LAP SEAMS are shown in figure 12-26. They may
be of three kinds: the plain lap seam; the offset, or
"joggled," lap seam; or the corner lap seam. Lap seams
by a combination of both riveting and soldering. To
figure the allowance for a lap seam, you must first know
the diameter of the rivet that you plan to use. The center
of the rivet must be set in from the edge a distance of
two and one half times its diameter. The total allowance,
Figure 12-23.--Single-hem edge.
then must be five times the diameter of the rivet that you
are going to use. Figure 12-27 shows the manner in
which a plain lap and a corner lap are laid out for
seaming with rivets. For corner seams, allow an
additional 1/16 inch for clearance.
GROOVED SEAMS are useful in the construction
of cylindrical shapes. There are two types of grooved
seams-the outside grooved seam and the inside
grooved seam (fig. 12-28). The allowance for a grooved
Figure 12-24.--Double-hem edge.
The DOUBLE-HEM EDGE (fig. 12-24) is used
where additional strength is needed or when a smooth
edge is desired inside as well as outside. The allowance
for the double-hem edge is twice the width of the hem.
A WIRED EDGE (fig. 12-25) will often be
specified in plans. Objects such as ice-cube trays,
funnels, garbage pails, and other articles formed from
Figure 12-26.--Lap seams.
sheet metal are manufactured with wired edges to
strengthen and stiffen and to eliminate sharp edges. The
allowance for a wired edge is 2 l/2 times the diameter
of the wire used. For example, if you are using wire that
has a diameter of l/8 inch, multiply l/8 by 2 l/2 and
your answer will be 5/16 inch.
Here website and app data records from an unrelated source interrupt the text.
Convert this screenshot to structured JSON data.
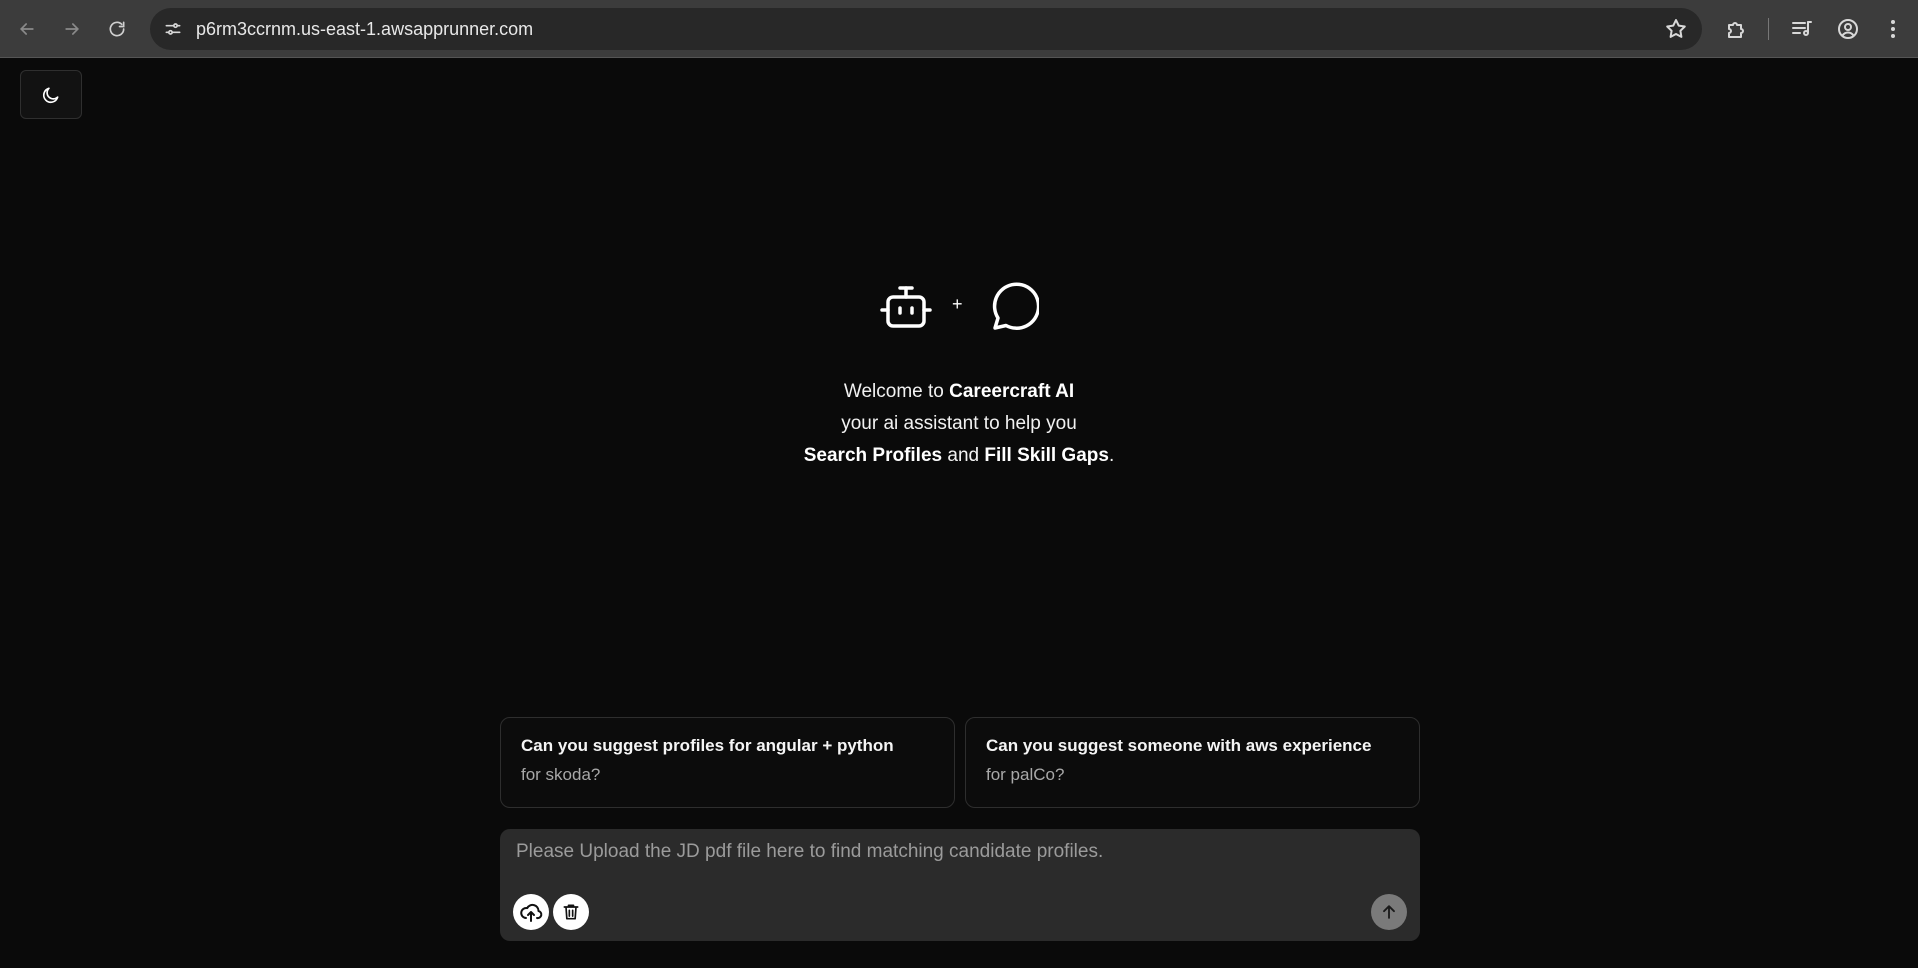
{
  "browser": {
    "url": "p6rm3ccrnm.us-east-1.awsapprunner.com",
    "icons": [
      "back-icon",
      "forward-icon",
      "reload-icon",
      "site-settings-icon",
      "bookmark-star-icon",
      "extensions-icon",
      "media-controls-icon",
      "profile-icon",
      "menu-dots-icon"
    ]
  },
  "page": {
    "theme_toggle_icon": "moon-icon",
    "hero": {
      "left_icon": "bot-icon",
      "plus": "+",
      "right_icon": "chat-bubble-icon"
    },
    "welcome": {
      "line1_prefix": "Welcome to ",
      "app_name": "Careercraft AI",
      "line2": "your ai assistant to help you",
      "feature1": "Search Profiles",
      "and": " and ",
      "feature2": "Fill Skill Gaps",
      "period": "."
    },
    "suggestions": [
      {
        "title": "Can you suggest profiles for angular + python",
        "subtitle": "for skoda?"
      },
      {
        "title": "Can you suggest someone with aws experience",
        "subtitle": "for palCo?"
      }
    ],
    "composer": {
      "placeholder": "Please Upload the JD pdf file here to find matching candidate profiles.",
      "value": "",
      "upload_icon": "cloud-upload-icon",
      "delete_icon": "trash-icon",
      "send_icon": "arrow-up-icon"
    }
  }
}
This is the amount you
will allow when laying out sheet metal for the wired
ALLOWING FOR SEAMS
When you made your layout for a drip pan or box,
you were told to allow for a tab for seaming with rivets.
This method of joining sheet metal is known as lap
Figure 12-27.--Layout of lap seams for riveting.
Figure 12-25.--Wired edge.